[DATA TO EXAMINE — start]
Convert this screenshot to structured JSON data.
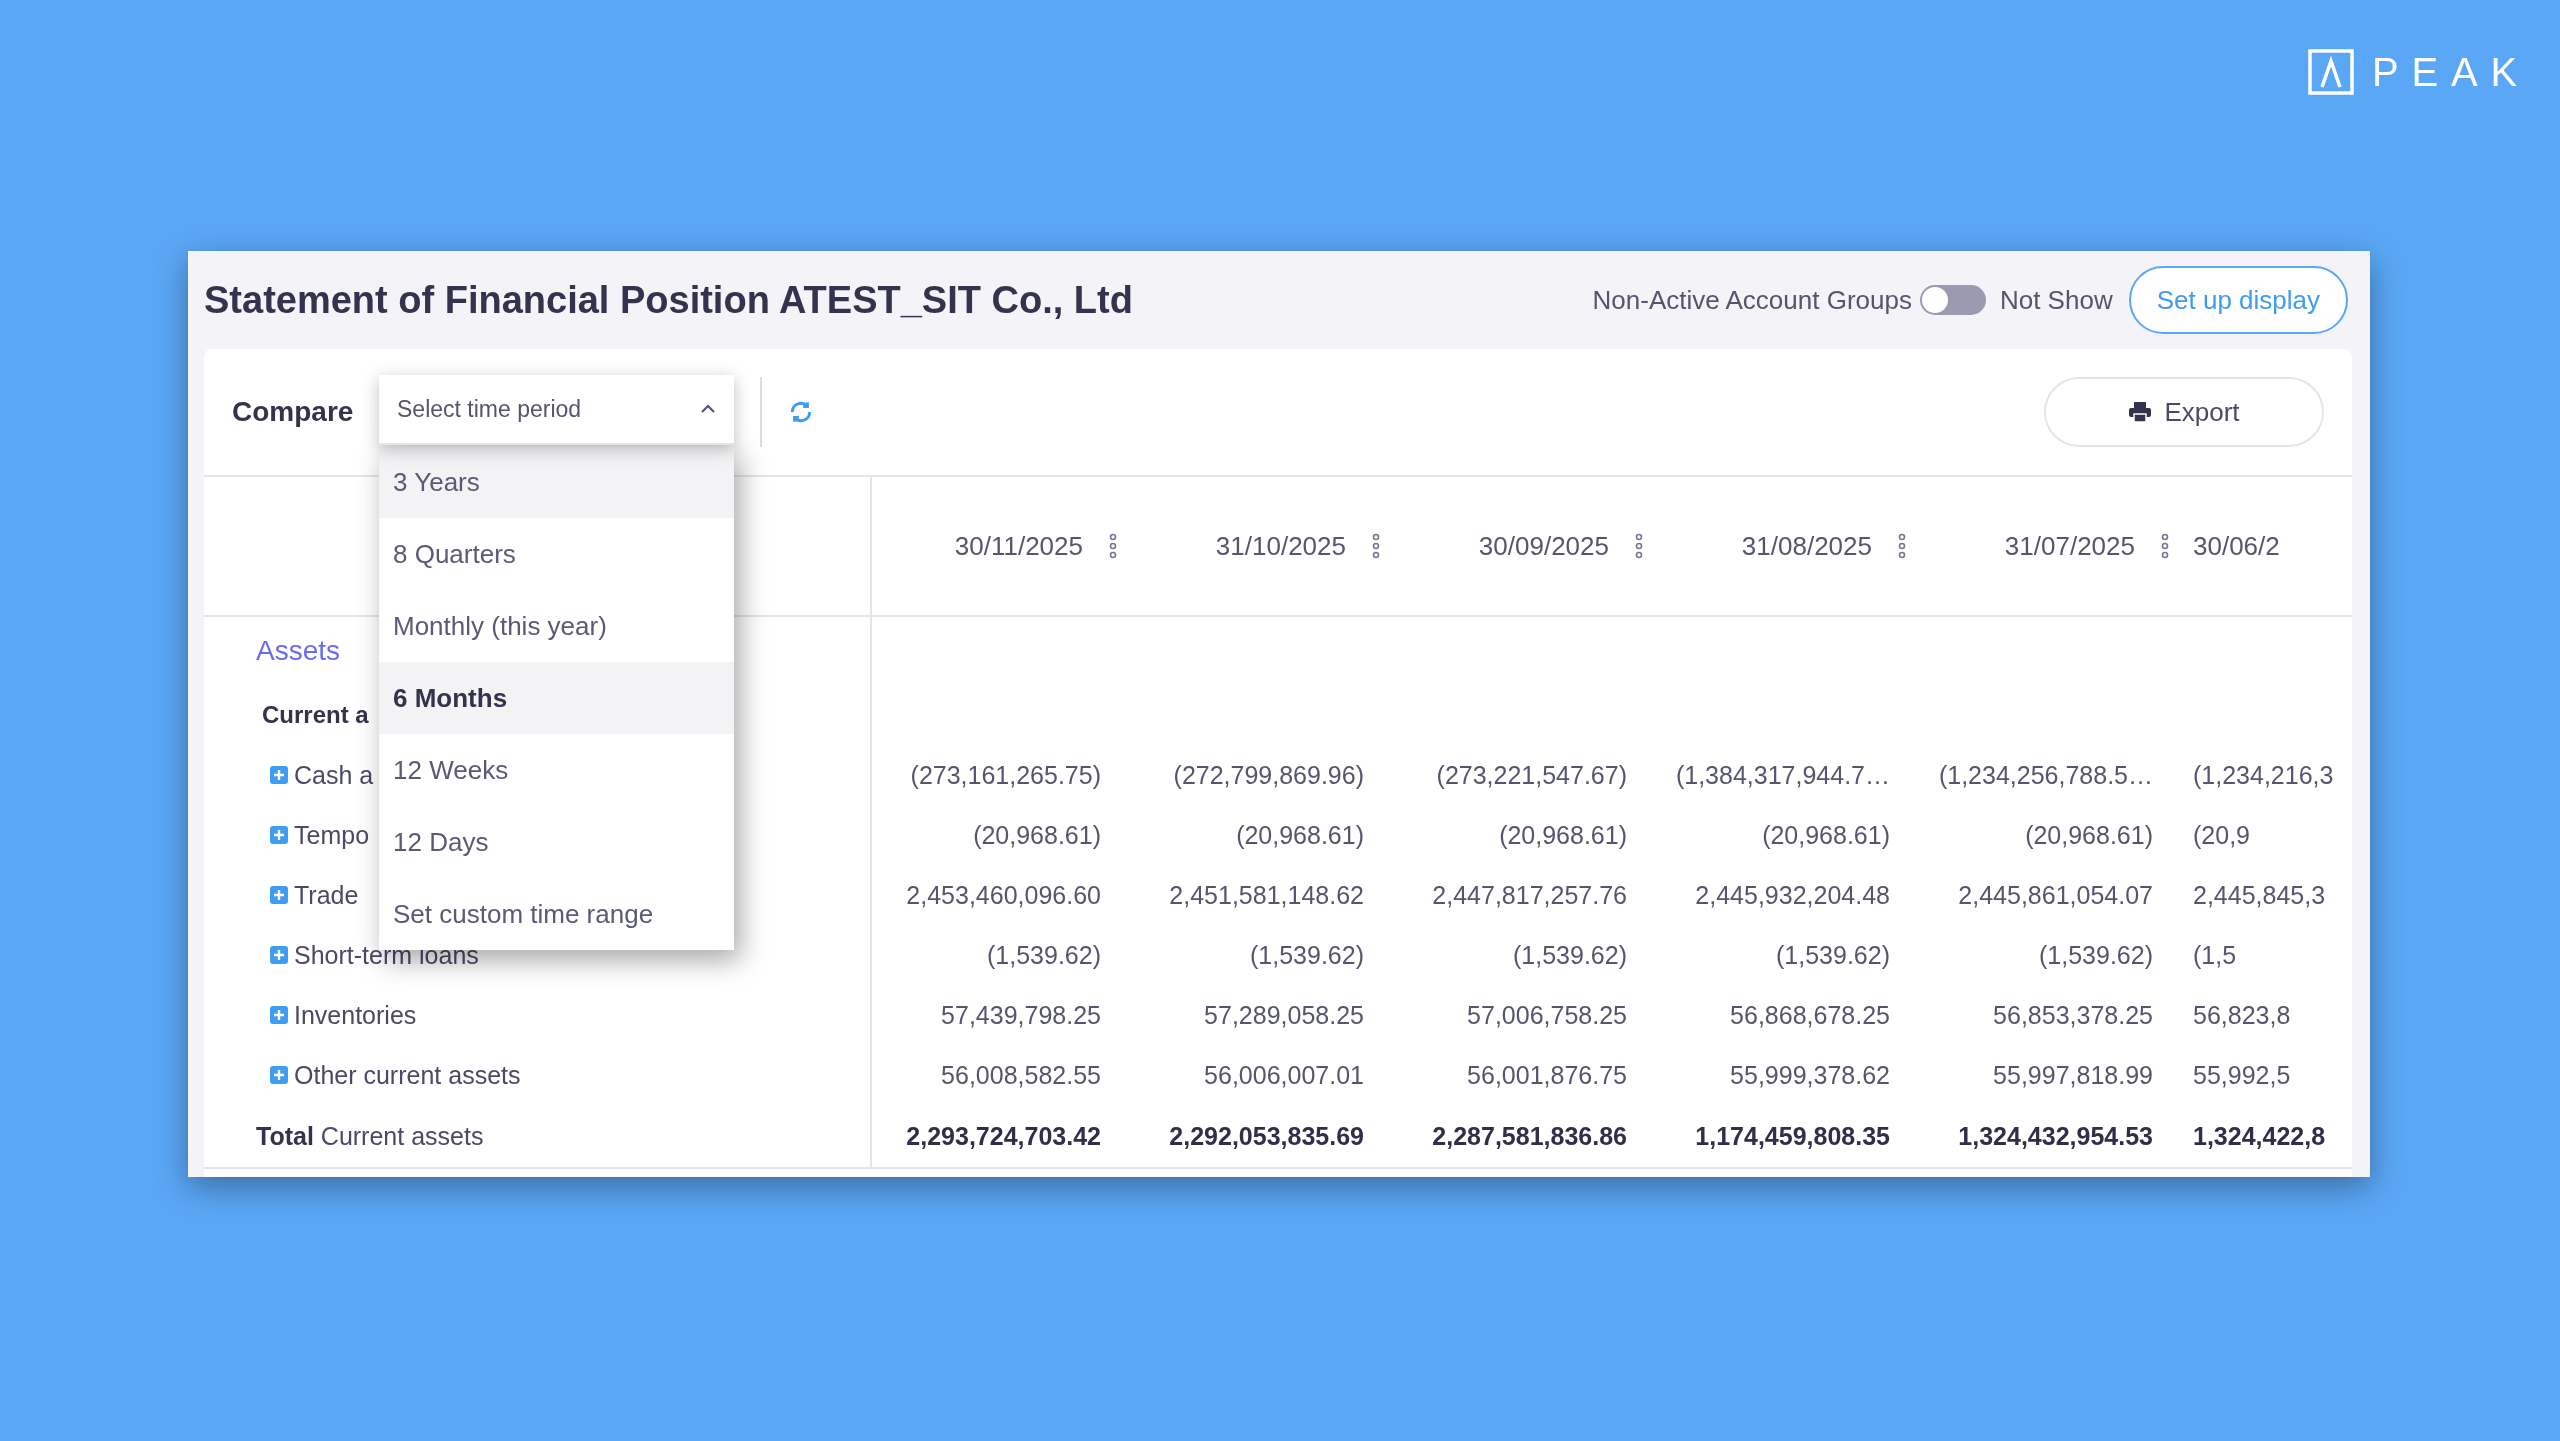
{
  "logo": {
    "text": "PEAK"
  },
  "header": {
    "title": "Statement of Financial Position ATEST_SIT Co., Ltd",
    "toggle_label": "Non-Active Account Groups",
    "toggle": {
      "on": false
    },
    "toggle_state_label": "Not Show",
    "setup_button": "Set up display"
  },
  "toolbar": {
    "compare_label": "Compare",
    "select": {
      "placeholder": "Select time period",
      "expanded": true
    },
    "export_button": "Export"
  },
  "dropdown": [
    {
      "label": "3 Years",
      "selected": false,
      "hovered": true
    },
    {
      "label": "8 Quarters",
      "selected": false,
      "hovered": false
    },
    {
      "label": "Monthly (this year)",
      "selected": false,
      "hovered": false
    },
    {
      "label": "6 Months",
      "selected": true,
      "hovered": false
    },
    {
      "label": "12 Weeks",
      "selected": false,
      "hovered": false
    },
    {
      "label": "12 Days",
      "selected": false,
      "hovered": false
    },
    {
      "label": "Set custom time range",
      "selected": false,
      "hovered": false
    }
  ],
  "table": {
    "columns": [
      "30/11/2025",
      "31/10/2025",
      "30/09/2025",
      "31/08/2025",
      "31/07/2025",
      "30/06/2"
    ],
    "rows": [
      {
        "kind": "section",
        "label": "Assets"
      },
      {
        "kind": "group",
        "label": "Current a"
      },
      {
        "kind": "account",
        "label": "Cash a",
        "values": [
          "(273,161,265.75)",
          "(272,799,869.96)",
          "(273,221,547.67)",
          "(1,384,317,944.7…",
          "(1,234,256,788.5…",
          "(1,234,216,3"
        ]
      },
      {
        "kind": "account",
        "label": "Tempo",
        "values": [
          "(20,968.61)",
          "(20,968.61)",
          "(20,968.61)",
          "(20,968.61)",
          "(20,968.61)",
          "(20,9"
        ]
      },
      {
        "kind": "account",
        "label": "Trade",
        "values": [
          "2,453,460,096.60",
          "2,451,581,148.62",
          "2,447,817,257.76",
          "2,445,932,204.48",
          "2,445,861,054.07",
          "2,445,845,3"
        ]
      },
      {
        "kind": "account",
        "label": "Short-term loans",
        "values": [
          "(1,539.62)",
          "(1,539.62)",
          "(1,539.62)",
          "(1,539.62)",
          "(1,539.62)",
          "(1,5"
        ]
      },
      {
        "kind": "account",
        "label": "Inventories",
        "values": [
          "57,439,798.25",
          "57,289,058.25",
          "57,006,758.25",
          "56,868,678.25",
          "56,853,378.25",
          "56,823,8"
        ]
      },
      {
        "kind": "account",
        "label": "Other current assets",
        "values": [
          "56,008,582.55",
          "56,006,007.01",
          "56,001,876.75",
          "55,999,378.62",
          "55,997,818.99",
          "55,992,5"
        ]
      },
      {
        "kind": "total",
        "label": "**Total** Current assets",
        "values": [
          "2,293,724,703.42",
          "2,292,053,835.69",
          "2,287,581,836.86",
          "1,174,459,808.35",
          "1,324,432,954.53",
          "1,324,422,8"
        ]
      }
    ]
  }
}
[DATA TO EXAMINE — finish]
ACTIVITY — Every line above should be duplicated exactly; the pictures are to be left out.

EXERCISE SOLUTION —
Convert this screenshot to structured JSON data.
{
  "logo": {
    "text": "PEAK"
  },
  "header": {
    "title": "Statement of Financial Position ATEST_SIT Co., Ltd",
    "toggle_label": "Non-Active Account Groups",
    "toggle": {
      "on": false
    },
    "toggle_state_label": "Not Show",
    "setup_button": "Set up display"
  },
  "toolbar": {
    "compare_label": "Compare",
    "select": {
      "placeholder": "Select time period",
      "expanded": true
    },
    "export_button": "Export"
  },
  "dropdown": [
    {
      "label": "3 Years",
      "selected": false,
      "hovered": true
    },
    {
      "label": "8 Quarters",
      "selected": false,
      "hovered": false
    },
    {
      "label": "Monthly (this year)",
      "selected": false,
      "hovered": false
    },
    {
      "label": "6 Months",
      "selected": true,
      "hovered": false
    },
    {
      "label": "12 Weeks",
      "selected": false,
      "hovered": false
    },
    {
      "label": "12 Days",
      "selected": false,
      "hovered": false
    },
    {
      "label": "Set custom time range",
      "selected": false,
      "hovered": false
    }
  ],
  "table": {
    "columns": [
      "30/11/2025",
      "31/10/2025",
      "30/09/2025",
      "31/08/2025",
      "31/07/2025",
      "30/06/2"
    ],
    "rows": [
      {
        "kind": "section",
        "label": "Assets"
      },
      {
        "kind": "group",
        "label": "Current a"
      },
      {
        "kind": "account",
        "label": "Cash a",
        "values": [
          "(273,161,265.75)",
          "(272,799,869.96)",
          "(273,221,547.67)",
          "(1,384,317,944.7…",
          "(1,234,256,788.5…",
          "(1,234,216,3"
        ]
      },
      {
        "kind": "account",
        "label": "Tempo",
        "values": [
          "(20,968.61)",
          "(20,968.61)",
          "(20,968.61)",
          "(20,968.61)",
          "(20,968.61)",
          "(20,9"
        ]
      },
      {
        "kind": "account",
        "label": "Trade",
        "values": [
          "2,453,460,096.60",
          "2,451,581,148.62",
          "2,447,817,257.76",
          "2,445,932,204.48",
          "2,445,861,054.07",
          "2,445,845,3"
        ]
      },
      {
        "kind": "account",
        "label": "Short-term loans",
        "values": [
          "(1,539.62)",
          "(1,539.62)",
          "(1,539.62)",
          "(1,539.62)",
          "(1,539.62)",
          "(1,5"
        ]
      },
      {
        "kind": "account",
        "label": "Inventories",
        "values": [
          "57,439,798.25",
          "57,289,058.25",
          "57,006,758.25",
          "56,868,678.25",
          "56,853,378.25",
          "56,823,8"
        ]
      },
      {
        "kind": "account",
        "label": "Other current assets",
        "values": [
          "56,008,582.55",
          "56,006,007.01",
          "56,001,876.75",
          "55,999,378.62",
          "55,997,818.99",
          "55,992,5"
        ]
      },
      {
        "kind": "total",
        "label": "**Total** Current assets",
        "values": [
          "2,293,724,703.42",
          "2,292,053,835.69",
          "2,287,581,836.86",
          "1,174,459,808.35",
          "1,324,432,954.53",
          "1,324,422,8"
        ]
      }
    ]
  }
}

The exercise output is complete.